In accordance with the interim policy discussed in the GRAS proposal (62 FR 18938 at 18954), FDA has not committed any resources to review of GRP 1G0371 since January 14, 2000, the date that we received your conversion request. At this time, we request that you formally withdraw GRP 1G0371.
In accordance with proposed 21 CFR 170.36(f), a copy of the text of this letter, as well as a copy of the information in your notice that conforms to the information in proposed 21 CFR 170.36(c)(1), is available for public review and copying on the Office of Premarket Approval's homepage on the World Wide Web.
Alan M. Rulis, Ph.D.
Office of Premarket Approval
Center for Food Safety and Applied Nutrition
cc: Dr. Robert Post, Director, LAPD
Office of Policy, Program Development and Evaluation
Food Safety and Inspection Service
300 12th Street, SW, Room 602
Washington, DC 20250-3700
(1)The standard of identity for lactose in 21 CFR 168.122 covers the use of lactose as a sweetener or table sirup.
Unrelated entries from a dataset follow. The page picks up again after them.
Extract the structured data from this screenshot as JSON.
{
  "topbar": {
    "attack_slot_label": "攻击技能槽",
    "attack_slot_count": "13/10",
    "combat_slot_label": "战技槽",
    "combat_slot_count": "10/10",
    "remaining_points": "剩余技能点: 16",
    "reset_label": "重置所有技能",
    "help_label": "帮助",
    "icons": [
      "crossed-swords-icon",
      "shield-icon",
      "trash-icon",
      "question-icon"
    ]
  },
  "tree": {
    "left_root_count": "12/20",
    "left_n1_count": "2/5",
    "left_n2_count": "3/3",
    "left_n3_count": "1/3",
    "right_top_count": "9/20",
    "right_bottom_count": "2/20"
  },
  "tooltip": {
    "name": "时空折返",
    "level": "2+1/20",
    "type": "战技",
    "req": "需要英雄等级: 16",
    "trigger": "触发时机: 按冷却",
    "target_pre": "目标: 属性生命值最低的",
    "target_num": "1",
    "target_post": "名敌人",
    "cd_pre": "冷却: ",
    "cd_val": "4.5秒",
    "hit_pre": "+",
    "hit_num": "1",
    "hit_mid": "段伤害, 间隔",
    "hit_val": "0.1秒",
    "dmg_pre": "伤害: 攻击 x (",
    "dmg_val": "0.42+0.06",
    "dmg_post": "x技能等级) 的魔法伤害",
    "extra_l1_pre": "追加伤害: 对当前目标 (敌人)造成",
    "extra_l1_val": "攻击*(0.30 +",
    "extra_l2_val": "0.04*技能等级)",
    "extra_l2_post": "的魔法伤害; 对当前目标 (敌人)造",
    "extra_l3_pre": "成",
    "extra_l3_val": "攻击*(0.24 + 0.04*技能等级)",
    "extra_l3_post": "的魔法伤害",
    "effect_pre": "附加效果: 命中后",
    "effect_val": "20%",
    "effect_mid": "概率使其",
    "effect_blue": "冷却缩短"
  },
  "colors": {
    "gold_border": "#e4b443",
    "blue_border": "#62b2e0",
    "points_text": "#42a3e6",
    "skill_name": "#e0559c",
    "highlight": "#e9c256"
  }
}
Lactose is also consumed in foods such as infant foods, dairy products, prepared dry mixes, bakery products, special dietary foods, and confections.